Every line in the records below that holds the word "label" is to be copied.

GIVEN RECORDS =>
-=-=-

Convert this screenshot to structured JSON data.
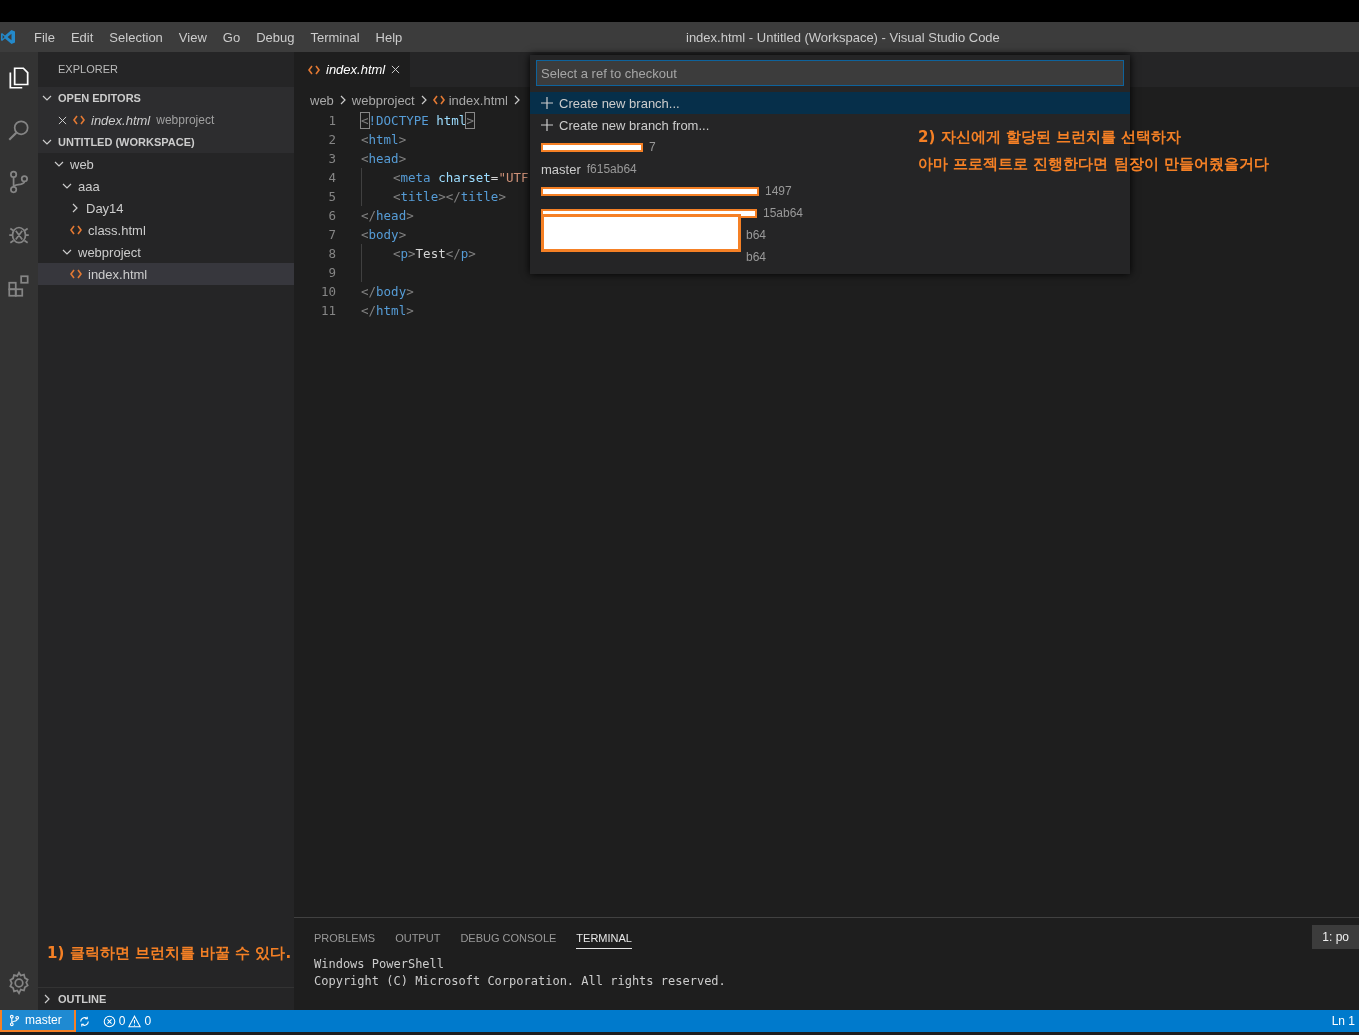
{
  "menu": [
    "File",
    "Edit",
    "Selection",
    "View",
    "Go",
    "Debug",
    "Terminal",
    "Help"
  ],
  "window": {
    "title": "index.html - Untitled (Workspace) - Visual Studio Code"
  },
  "activity": [
    {
      "kind": "files",
      "selected": true
    },
    {
      "kind": "search",
      "selected": false
    },
    {
      "kind": "scm",
      "selected": false
    },
    {
      "kind": "debug",
      "selected": false
    },
    {
      "kind": "extensions",
      "selected": false
    }
  ],
  "sidebar": {
    "title": "EXPLORER",
    "open_editors": {
      "label": "OPEN EDITORS",
      "expanded": true,
      "items": [
        {
          "name": "index.html",
          "folder": "webproject"
        }
      ]
    },
    "workspace": {
      "label": "UNTITLED (WORKSPACE)",
      "expanded": true,
      "tree": [
        {
          "name": "web",
          "kind": "folder",
          "expanded": true,
          "selected": false,
          "children": [
            {
              "name": "aaa",
              "kind": "folder",
              "expanded": true,
              "selected": false,
              "children": [
                {
                  "name": "Day14",
                  "kind": "folder",
                  "expanded": false,
                  "selected": false
                },
                {
                  "name": "class.html",
                  "kind": "file",
                  "selected": false
                }
              ]
            },
            {
              "name": "webproject",
              "kind": "folder",
              "expanded": true,
              "selected": false,
              "children": [
                {
                  "name": "index.html",
                  "kind": "file",
                  "selected": true
                }
              ]
            }
          ]
        }
      ]
    },
    "outline": {
      "label": "OUTLINE",
      "expanded": false
    }
  },
  "tabs": [
    {
      "label": "index.html",
      "selected": true
    }
  ],
  "breadcrumb": [
    "web",
    "webproject",
    "index.html"
  ],
  "code": [
    {
      "n": "1",
      "tokens": [
        {
          "color": "#808080",
          "matched": true,
          "t": "<"
        },
        {
          "color": "#569cd6",
          "t": "!DOCTYPE"
        },
        {
          "color": "#9cdcfe",
          "t": " html"
        },
        {
          "color": "#808080",
          "matched": true,
          "t": ">"
        }
      ]
    },
    {
      "n": "2",
      "tokens": [
        {
          "color": "#808080",
          "t": "<"
        },
        {
          "color": "#569cd6",
          "t": "html"
        },
        {
          "color": "#808080",
          "t": ">"
        }
      ]
    },
    {
      "n": "3",
      "tokens": [
        {
          "color": "#808080",
          "t": "<"
        },
        {
          "color": "#569cd6",
          "t": "head"
        },
        {
          "color": "#808080",
          "t": ">"
        }
      ],
      "children": [
        {
          "n": "4",
          "tokens": [
            {
              "color": "#808080",
              "t": "<"
            },
            {
              "color": "#569cd6",
              "t": "meta"
            },
            {
              "color": "#9cdcfe",
              "t": " charset"
            },
            {
              "color": "#d4d4d4",
              "t": "="
            },
            {
              "color": "#ce9178",
              "t": "\"UTF"
            }
          ]
        },
        {
          "n": "5",
          "tokens": [
            {
              "color": "#808080",
              "t": "<"
            },
            {
              "color": "#569cd6",
              "t": "title"
            },
            {
              "color": "#808080",
              "t": "></"
            },
            {
              "color": "#569cd6",
              "t": "title"
            },
            {
              "color": "#808080",
              "t": ">"
            }
          ]
        }
      ]
    },
    {
      "n": "6",
      "tokens": [
        {
          "color": "#808080",
          "t": "</"
        },
        {
          "color": "#569cd6",
          "t": "head"
        },
        {
          "color": "#808080",
          "t": ">"
        }
      ]
    },
    {
      "n": "7",
      "tokens": [
        {
          "color": "#808080",
          "t": "<"
        },
        {
          "color": "#569cd6",
          "t": "body"
        },
        {
          "color": "#808080",
          "t": ">"
        }
      ],
      "children": [
        {
          "n": "8",
          "tokens": [
            {
              "color": "#808080",
              "t": "<"
            },
            {
              "color": "#569cd6",
              "t": "p"
            },
            {
              "color": "#808080",
              "t": ">"
            },
            {
              "color": "#d4d4d4",
              "t": "Test"
            },
            {
              "color": "#808080",
              "t": "</"
            },
            {
              "color": "#569cd6",
              "t": "p"
            },
            {
              "color": "#808080",
              "t": ">"
            }
          ]
        },
        {
          "n": "9"
        }
      ]
    },
    {
      "n": "10",
      "tokens": [
        {
          "color": "#808080",
          "t": "</"
        },
        {
          "color": "#569cd6",
          "t": "body"
        },
        {
          "color": "#808080",
          "t": ">"
        }
      ]
    },
    {
      "n": "11",
      "tokens": [
        {
          "color": "#808080",
          "t": "</"
        },
        {
          "color": "#569cd6",
          "t": "html"
        },
        {
          "color": "#808080",
          "t": ">"
        }
      ]
    }
  ],
  "quick_pick": {
    "placeholder": "Select a ref to checkout",
    "items": [
      {
        "kind": "action",
        "label": "Create new branch...",
        "selected": true
      },
      {
        "kind": "action",
        "label": "Create new branch from...",
        "selected": false
      },
      {
        "kind": "redacted",
        "tail": "7",
        "selected": false
      },
      {
        "kind": "branch",
        "label": "master",
        "detail": "f615ab64",
        "selected": false
      },
      {
        "kind": "redacted",
        "tail": "1497",
        "selected": false
      },
      {
        "kind": "redacted",
        "tail": "15ab64",
        "selected": false
      },
      {
        "kind": "redacted_block",
        "tails": [
          "b64",
          "b64"
        ],
        "selected": false
      }
    ]
  },
  "annotations": [
    {
      "kind": "sidebar",
      "lines": [
        "1) 클릭하면 브런치를 바꿀 수 있다."
      ]
    },
    {
      "kind": "editor",
      "lines": [
        "2) 자신에게 할당된 브런치를 선택하자",
        "아마 프로젝트로 진행한다면 팀장이 만들어줬을거다"
      ]
    }
  ],
  "panel": {
    "tabs": [
      {
        "label": "PROBLEMS",
        "selected": false
      },
      {
        "label": "OUTPUT",
        "selected": false
      },
      {
        "label": "DEBUG CONSOLE",
        "selected": false
      },
      {
        "label": "TERMINAL",
        "selected": true
      }
    ],
    "terminal_select": "1: po",
    "lines": [
      "Windows PowerShell",
      "Copyright (C) Microsoft Corporation. All rights reserved."
    ]
  },
  "status_bar": {
    "branch": "master",
    "branch_highlighted": true,
    "errors": "0",
    "warnings": "0",
    "position": "Ln 1"
  }
}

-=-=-

ANSWER BOX =>
      "label": "OPEN EDITORS",
      "label": "UNTITLED (WORKSPACE)",
      "label": "OUTLINE",
      "label": "index.html",
        "label": "Create new branch...",
        "label": "Create new branch from...",
        "label": "master",
        "label": "PROBLEMS",
        "label": "OUTPUT",
        "label": "DEBUG CONSOLE",
        "label": "TERMINAL",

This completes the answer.